Attention all butches! Elisha Lim wants you! Though the Toronto-based queer trans artist identifies as butch, when it comes to sexual partners, femme girls need not apply.
“My mom once jokingly asked me why I don’t just date men, since I’m attracted to butchy women,” Lim says. “The butch/femme dynamic is pretty set in people’s minds. It’s a great myth to bust.”
Lim’s new exhibition, launching this week under the eponymous title Elisha Lim & The Illustrated Gentlemen, will feature a series of 50 drawings and an installation exploring the many butches that have passed through Lim’s life.
“I’ve had thousands of crushes on butches over the years,” Lim laughs. “This show is an homage to my queer community and the range of bodies that make it up.”
Each drawing is accompanied by an anecdote about Lim’s relationship with the butch in question. The drawings were originally intended to be published as a book under the title 100 Butches back in 2009, by American queer press Alyson Books.
But the publishing house folded its print division and now publishes e-books only. But luckily for Lim, another publisher wasn’t too hard to find.
“One of the guys from Alyson has launched his own press,” Lim says. “We’re expecting the book to come out in November this year. It’s too bad that it’s taken so long, but it’ll be great when it’s finally in print.”
The opening will also feature a performance by Lim’s band, The Sex Appeals. Known for their poppy hooks and quirky song titles like “I Wanna Suck Your Cock,” the all-queer five-piece ensemble has been steadily gaining popularity over the last year, with gigs at Pride and the AGO.
Readers may also be familiar with Lim’s comic, Sweetest Taboo, which ran in Xtra’s Ottawa edition in 2008 and 2009. Exploring children’s pop culture of the 1980s, the project aimed a queer lens at everything from Polka Dot Door to Flight of the Navigator.
Lim’s exhibition will mark the first show at the Feminist Art Gallery, a new initiative by art-dyke power-couple Allyson Mitchell and Deirdre Louge. Also know by its acronym FAG, the gallery resides in the beautifully converted garage of the pair’s Parkdale home.
“Getting the nod from them means so much to me,” Lim says. “It’s such an incredible honour and a validation to be presented at this space. I have such huge respect for both of them.”
Rather than turning to traditional funding sources, FAG has assembled a team of feminist philanthropists, who provide financial support for the gallery and collectively make programming decisions. Interested parties, regardless of their gender, can make a contribution by getting in touch with the gallery through Facebook.
Though a lot of young artists wouldn’t expect to get much from a gallery in the early stages of their careers, Lim has been pleasantly surprised by the amount of support the space has provided.

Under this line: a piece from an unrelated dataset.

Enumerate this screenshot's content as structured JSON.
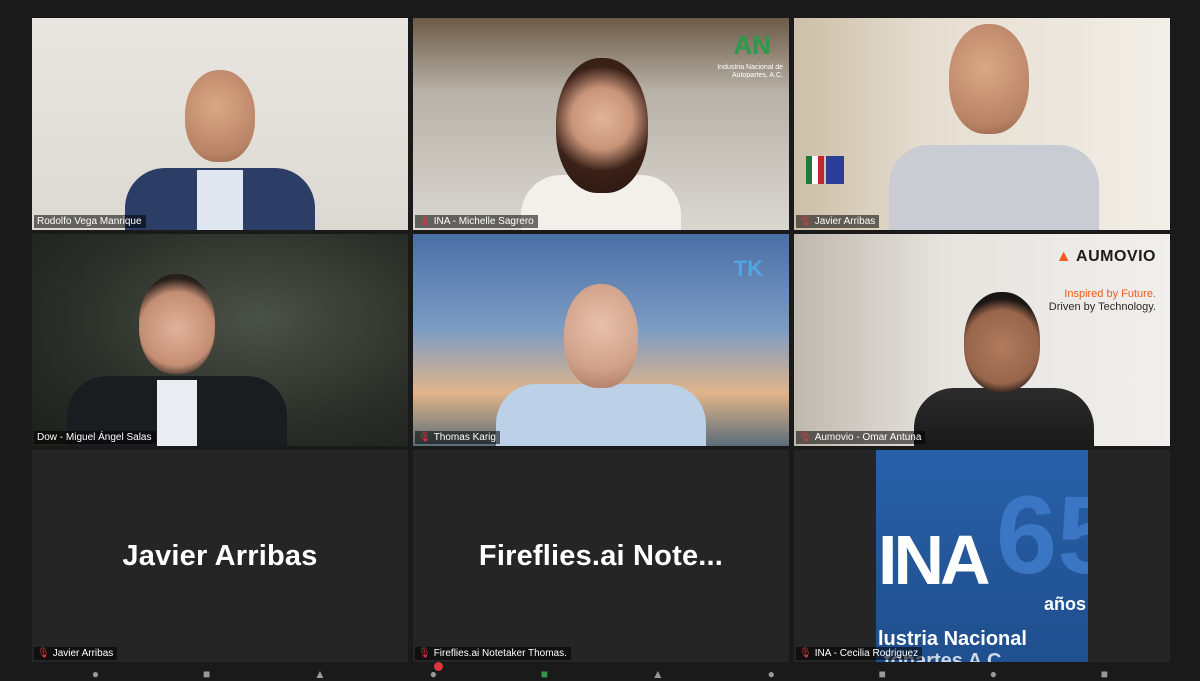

“They’ve given me an artist fee, a generous materials budgets and so much attention through the process,” Lim says. “They even offer an artist bedroom in their home that’s available for use while you’re working on the show.”
But creating spaces for feminist art is about more than just bridging the gender disparity that exists in the art world.
“We live in a sexist world and the art world mirrors that,” Lim says. “Women aren’t a priority when it comes to programming choices. But initiatives like this will end up unearthing a lot of talent that we wouldn’t otherwise get the chance to see.”